When looking at Judith Shklar’s piece on voting and standing we discussed how African Americans and women were excluded in history. But who is excluded now? A large group is seen as less than citizens, and that is felons. This is not to say that criminals should punished, but there needs to be a restitutive approach rather than repressive. A felony is determined by state criminal laws yet voting is a federally instituted freedom thus people are committing the same crimes in different states and some are losing their right to vote while others are not.
Is disenfranchising American citizens for committing a crime repressive or restitutive? The disenfranchisement of felons also comes with the lack of job opportunities as well as lack of public welfare. At this point it becomes repressive, these people have no voice as Shklar would say and are not able to have the same standing. After they have fulfilled their sentencing their life is never the same. There are almost 6 million Americans that are unable to vote according to the sentincingproject.org. For a comparison, that is the same as the entire population of the state of Wisconsin. Seeing that the entire population of Wisconsin does not vote because of age or lack of participation. The six million felons would have a huge impact on our elections.
This map of the United States shows the current laws in place that disenfranchise felons. Each shade of blue represents at which point a felon is limited in their ability to vote.

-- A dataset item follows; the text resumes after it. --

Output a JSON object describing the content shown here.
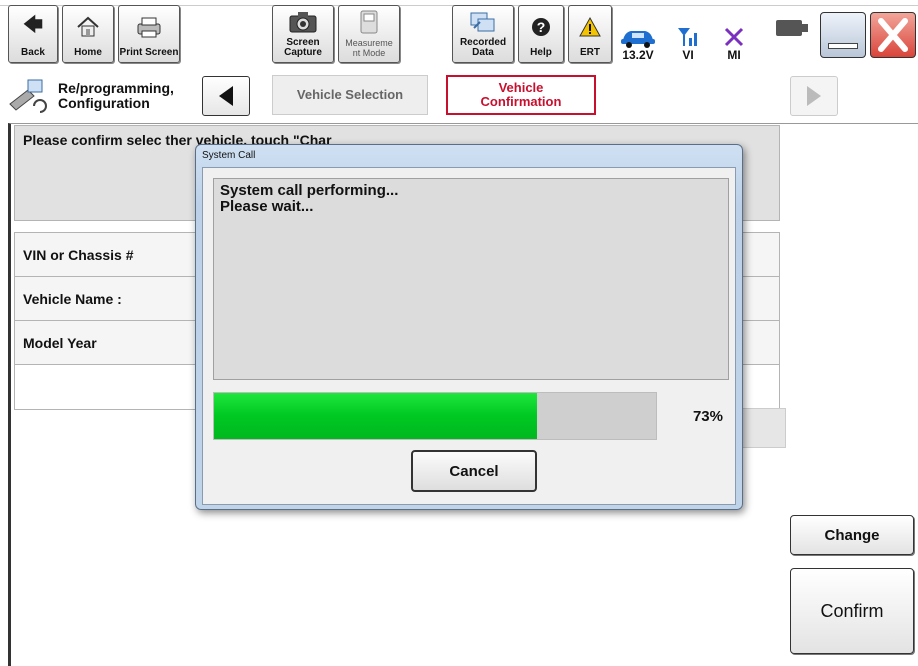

There are many types of felonies varying by state. The policy of restoring rights also varies by state. There are currently only two states that take a complete restitutive approach to felon voting, Maine and Vermont do not restrict voting at all. Felons are able to vote during prison, parole, and probation. However, there are twelve states that restrict voting even after being released and completing probation. The lack of consistency is a major issue when restoring rights for criminal offenders. It is understandable to not be able to vote while in prison, however there needs to be an overarching decision when it comes to who loses their standing and who does not.
We also see the same argument of voting and citizenship when discussing Frederick Douglass’ work. He makes the point that those that are already standing citizens try to keep it exclusive to themselves. Felons and losing their right to vote is often given the argument, “well they’re criminals so they made that choice.” By not being able to vote, their punishment now lasts for the rest of their lives. They are now stripped of their standing and never equal to those in their community once their sentence is completed.
American citizenship is unique because it comes with a list of liberties. We have the right to vote, but it is a choice not a requirement. Felons lose this right and their right may never be restored. There needs to be an evolving level of decency when it comes to crime and punishment. The retraction of voting is repressive and felons thus lose their standing as American citizens. America needs to create a federal statue deciding how to approach voting and felons.